SO delicious. And that iffy tomato soup is good as stuffed cabbage sauce.


My Monday morning began as most of my mornings do, with Sheila standing by the back door demanding to be let out… then in… then out… then in. As a reward for being such a good doorman (doorwoman?) she brings nice half-dead voles to the back door for us to enjoy as a family.


My oats for the week, a batch of which was made Sunday night, involves oats (duh), milk, flax, apples (surprise surprise, still have a ton), cinnamon, and nutmeg.

Almonds on top in the morning for protein ‘n crunch.


Lunch was eaten at my desk (boo) but delicious (yay!)

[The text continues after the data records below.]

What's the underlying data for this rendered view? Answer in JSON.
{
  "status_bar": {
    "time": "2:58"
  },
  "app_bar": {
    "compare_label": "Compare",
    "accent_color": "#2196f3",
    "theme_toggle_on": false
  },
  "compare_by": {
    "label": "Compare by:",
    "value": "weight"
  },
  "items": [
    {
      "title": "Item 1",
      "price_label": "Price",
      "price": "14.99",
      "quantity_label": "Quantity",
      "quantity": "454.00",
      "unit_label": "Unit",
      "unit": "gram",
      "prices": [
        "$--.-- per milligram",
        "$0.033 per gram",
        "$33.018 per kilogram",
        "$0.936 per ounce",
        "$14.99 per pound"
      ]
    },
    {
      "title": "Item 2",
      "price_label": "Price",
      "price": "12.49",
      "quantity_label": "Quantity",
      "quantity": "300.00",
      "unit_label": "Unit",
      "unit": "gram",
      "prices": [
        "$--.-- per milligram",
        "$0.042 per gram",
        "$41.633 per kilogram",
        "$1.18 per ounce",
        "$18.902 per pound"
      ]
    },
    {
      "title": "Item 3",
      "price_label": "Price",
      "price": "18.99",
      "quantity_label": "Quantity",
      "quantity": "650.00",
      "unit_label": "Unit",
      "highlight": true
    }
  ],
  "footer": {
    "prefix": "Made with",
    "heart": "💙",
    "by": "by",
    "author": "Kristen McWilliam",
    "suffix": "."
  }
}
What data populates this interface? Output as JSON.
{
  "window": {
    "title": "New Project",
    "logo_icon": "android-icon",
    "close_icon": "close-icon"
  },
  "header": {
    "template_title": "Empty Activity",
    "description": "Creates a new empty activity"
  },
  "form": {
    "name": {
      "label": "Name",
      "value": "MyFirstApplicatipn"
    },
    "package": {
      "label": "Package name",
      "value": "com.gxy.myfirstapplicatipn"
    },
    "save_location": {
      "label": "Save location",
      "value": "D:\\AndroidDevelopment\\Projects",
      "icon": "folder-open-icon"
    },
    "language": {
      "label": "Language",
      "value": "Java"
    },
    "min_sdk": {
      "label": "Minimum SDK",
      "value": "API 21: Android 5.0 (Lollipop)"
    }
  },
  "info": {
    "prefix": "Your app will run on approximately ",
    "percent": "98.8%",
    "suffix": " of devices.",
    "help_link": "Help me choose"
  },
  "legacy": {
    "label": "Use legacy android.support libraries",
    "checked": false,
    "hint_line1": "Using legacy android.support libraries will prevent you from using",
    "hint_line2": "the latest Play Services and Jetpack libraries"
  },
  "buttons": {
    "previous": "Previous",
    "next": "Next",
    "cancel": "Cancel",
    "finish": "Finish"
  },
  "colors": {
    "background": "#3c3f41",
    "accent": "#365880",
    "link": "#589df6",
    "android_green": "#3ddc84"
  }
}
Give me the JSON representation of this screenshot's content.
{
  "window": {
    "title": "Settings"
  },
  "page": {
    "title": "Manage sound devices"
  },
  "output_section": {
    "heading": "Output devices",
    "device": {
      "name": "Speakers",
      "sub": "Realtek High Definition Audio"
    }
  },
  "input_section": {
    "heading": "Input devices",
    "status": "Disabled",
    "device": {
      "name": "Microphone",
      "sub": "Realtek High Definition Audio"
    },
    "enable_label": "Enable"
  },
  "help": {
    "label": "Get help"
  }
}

Things you’ve seen before: salad with farmer’s market greens and strawberries, delightful homemade bread, applesauce and Greek yogurt (the flavor! The texture!)


A rather unorthodox afternoon snack? How about a nice roll of stuffed cabbage!

You’ll notice the plate was also leftover. Apparently it just had decided to linger around the kitchen, so I appropriated it.


Consider the following recipe atonement for all the leftovers you just had to scroll through (if you made it this far).

It’s great, and it’s really thanks to Eating Well, which came up with the idea of poaching fish… on top of asparagus.

Intriguing, no?

Love asparagus :D


I went in a different flavor direction than theirs (which involved beurre blanc and I’m sure was great) because I was going for more of an Asian palette. Had cod, a great assertive fish that stands up to a lot of flavors.

So I sprinkled my cod with ginger, garlic, and green onion…


Then drizzled on a simple sauce with some of my favorite Asian flavors (hoisin sauce, sesame oil, and soy)…


And a few minutes on the stove (though wayyyyyyy more than Eating Well put in their cooking times, for some reason) led to a rather impressive meal for a weekday. Plated up with some cabbage-apple-rice vinegar slaw that was just okay. The fish is great. Make the fish.


Asian Cod Poached on Asparagus

½ bunch asparagus, snapped
12-ounce portion cod fillet
1 tsp minced ginger
½ tsp. minced garlic
1 spring onion
1 tsp. soy sauce
¼ tsp. sesame oil
2 tsp. hoisin sauce
¼ cup water

Sprinkle cod with salt and pepper. Sprinkle with ginger, garlic, and green onion. In a small bowl, combine soy sauce, sesame oil, and hoisin sauce.

Place asparagus in an even layer in a large skillet. Add 1/4 cup water. Place the cod on top of the asparagus, and pour the soy sauce mixture over the cod. Bring the skillet to a boil over medium heat. Cover and cook until the asparagus is tender and the fish is cooked through, which is really anyone’s guess since for me it took totally different times than advocated by the Eating Well recipe. For me, the asparagus finished first (after about 6 minutes), but the cod wasn’t done, so I removed the asparagus and continued to cook the cod. It took about 10 minutes. Serves 2.



Bunyip, Sr. said...

What a fabulous blog! We are enjoying it from here in the U.K.!

Astra Libris said...

Your fish recipe has been promptly bookmarked - it looks amazing!! I wonder how it would do with the salmon I have in the fridge presently?

Maya said...

Few things are better than homemade applesauce. And it must be chunky. Yours looks delicious